Thursday, February 2, 2012

Jeudi: Great Spirits

Today is familiar to most Americans as Groundhog Day, the day when we wait to see if the rodent after which it is named will peek out of his den and either scurry back in because he “saw his shadow” or climb out and presumably ask the gathered crowd “How’s it goin’?” while scratching himself.  Since the former occurred this morning in Punxsutawney, Pennsylvania, it is assumed that we must gripe and groan through six more weeks of winter.

This amusing if somewhat lugubrious ritual is in fact a gross diminishment of the origin of this calendar day.  Once, many millennia ago in the Celtic lands of Ireland, Scotland, England and France, it was around February 2nd that the spring lambs were born.  This renewal of life represented the rise of the greatest creation goddess of the Celtic people.  Out of the ashes of the hag of winter came the bride of spring and summer; the generous one who was known as Brigid or Brigit the “bright one”.

Brigit was called Bride (pronounced “breed”) in Scotland and parts of Ireland.  She was known as Brigandee or Brigandu in France and as Brigantia in England, Cornwall and Wales.  Her aspect was threefold but unlike the Mediterranean triple goddesses who wore three faces – maiden/mother/crone – Brigit was always a young woman; not yet a matron but no longer a maiden. 

She was the inventor of smith craft; her priestesses were virgins who tended a sacred forge where pure gold was crafted into royal ornaments.  Brigit was also the muse of poets and the inspiration of artists and she brought to humans the benevolent gift of healing in all its forms from herbal medicine to magickal trance.  In her triple form she was often depicted as holding a torch, a cauldron and a snake to represent each aspect respectfully.

The seat of Brigit’s worship by the time the first Christian missionaries crossed into Ireland was Kildare so it stands to reason that the Christian saint who merged with one of the greatest goddesses in history is now known as Bridget of Kildare.  The ancient place of Brigit’s worship, at whose center was an enormous oak tree, became known as the abbey where she, as Abbess, literally ruled the land benevolently.  The virgins became the nuns in her care and Saint Mel the bishop who blessed her vows, allegedly in the late 400s.  The story goes that the aging saint absentmindedly read the vows for a bishop rather than an abbess and, when the ceremony was over, could not take back the mistake.  Through this the Church allowed St. Bridget almost as much power as the goddess in whose stead she stood.  It was the Abbess Bridget and her successors who chose the Bishops of Kildare from then on.  It should come as no surprise that each was required to be a practicing goldsmith.

The virtually pagan worship of St. Bridget at the Abbey of Kildare survived nearly into modern times.  It was forced underground during the persecutions of Cromwell and slowly the traditions were forgotten.  Although there are still “Catholic ministries” that claim a link to the Celtic roots of the Abbess of Kildare, their modern brand of “Bridget worship” is sadly watered down even when compared to the rituals and traditions of a few hundred years ago.

Some of Brigit’s power and inspiration of awe survive to this day, and in some fairly innocuous places.  The mammoth stones used to create such pre-Celtic monoliths as Stonehenge are often referred to as “bridestones”, suggesting a far more ancient origin than can be traced.  Most endearing of all, in Britain – particularly Ireland – a girl named Bridget (or Brigit, like my daughter) is born with a nickname: “Brighty”.  In this way, as in so many others, language keeps alive what prejudice has tried so hard to destroy.

Header: Saint Bridget of Kildare from the Cill Dara Ministries website


Timmy! said...

Nice post, Pauline!
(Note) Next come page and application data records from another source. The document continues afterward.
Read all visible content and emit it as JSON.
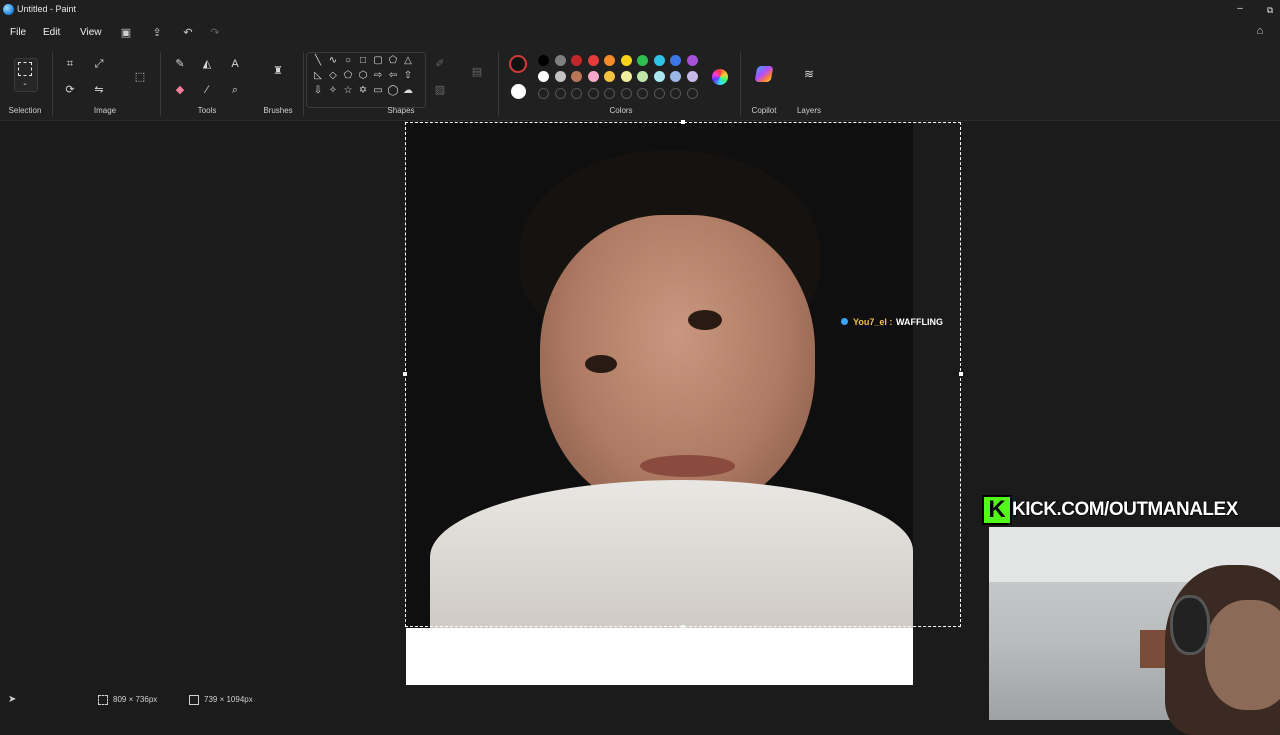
{
  "window": {
    "title": "Untitled - Paint",
    "minimize": "–",
    "maximize": "⧉"
  },
  "menu": {
    "file": "File",
    "edit": "Edit",
    "view": "View"
  },
  "ribbon": {
    "groups": {
      "selection": "Selection",
      "image": "Image",
      "tools": "Tools",
      "brushes": "Brushes",
      "shapes": "Shapes",
      "colors": "Colors",
      "copilot": "Copilot",
      "layers": "Layers"
    },
    "colors": {
      "current": "#121212",
      "secondary": "#ffffff",
      "palette_row1": [
        "#000000",
        "#7f7f7f",
        "#c0272d",
        "#e63b3b",
        "#f28c28",
        "#f7d21a",
        "#2fbf4f",
        "#2ec4e6",
        "#3b78e7",
        "#a552d8"
      ],
      "palette_row2": [
        "#ffffff",
        "#c3c3c3",
        "#b9775a",
        "#f4a7c8",
        "#f5c242",
        "#f2eea0",
        "#bfe6a8",
        "#a8e6f0",
        "#9bb7e8",
        "#c9b8ea"
      ]
    }
  },
  "overlay": {
    "chat_user": "You7_el :",
    "chat_message": "WAFFLING",
    "kick_logo": "K",
    "kick_url": "KICK.COM/OUTMANALEX"
  },
  "status": {
    "selection_size": "809 × 736px",
    "canvas_size": "739 × 1094px"
  }
}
Lots of good and interesting information. You should share this with Brigit too...

Pauline said...

I always feel pretty close to the ancient Brigit on Feb. 2. And our very youthful Brigit knows all about her namesake, thankfully.

Pauline said...

I always feel pretty close to the ancient Brigit on Feb. 2. And our very youthful Brigit knows all about her namesake, thankfully.